A cyber security researcher claims to have found a method of hacking into satellite communication systems of passenger planes. Ruben Santamarta, a consultant with IOactive, is scheduled to reveal the details of his discovery at the Black Hat conference in Las Vegas this week. If he is right, it could spur a complete review of aircraft security.
The hack would allow attackers to use a plane’s onboard entertainment system or WiFi signal to gain access to avionics. Which could potentially used for disrupting navigation; although this means that the hacker would have to be onboard the plane in order to perpetrate the attack.
Santamarta also admitted that his research was conducted in a controlled environment, and he is unsure if it will be applicable in the real world. Representatives of Cobham Plc, Harris Corp, EchoStar Corp’s Hughes Network Systems, Iridium Communications Inc and Japan Radio Co Ltd – manufacturers of the affected systems – have verified some of the work, but were keen on downplaying the risks involved.

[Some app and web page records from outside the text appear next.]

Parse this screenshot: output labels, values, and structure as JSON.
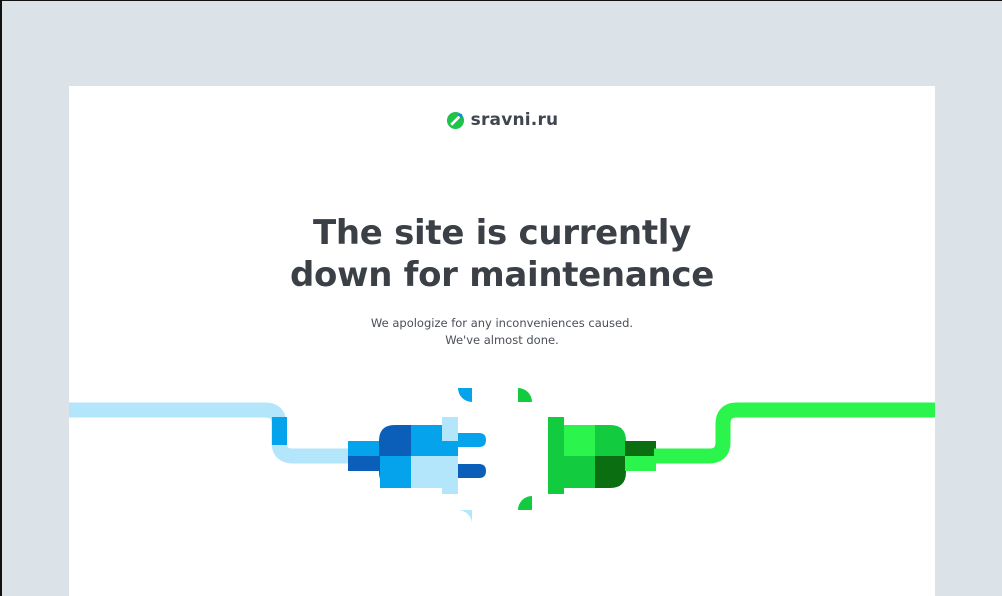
{
  "brand": {
    "name": "sravni.ru",
    "icon": "sravni-logo-icon",
    "icon_color": "#1fc24a",
    "icon_accent": "#1a8fe0"
  },
  "message": {
    "title_line1": "The site is currently",
    "title_line2": "down for maintenance",
    "body_line1": "We apologize for any inconveniences caused.",
    "body_line2": "We've almost done."
  },
  "illustration": {
    "name": "unplugged-cable-illustration",
    "colors": {
      "blue_light": "#b3e5fb",
      "blue": "#05a3ec",
      "blue_dark": "#0b5fb8",
      "green_bright": "#2bf54c",
      "green": "#12cb3f",
      "green_dark": "#0b6e10"
    }
  },
  "colors": {
    "page_background": "#dce3e8",
    "card_background": "#ffffff",
    "title_text": "#3b3f46"
  }
}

Cobham explained that an individual would need physical access to the hardware to gain full control of the satellite communications. The manufacturer claims that it is just not possible to interfere with critical systems through WiFi. Other affected manufacturers were not as forthcoming with their dismissals of the vulnerability claims; especially Japan Radio who declined to comment on the grounds that the details of the hack are not yet public. Santamarta, however, intends for his work to raise awareness about how open in-flight systems are and spur the aviation industry to change it.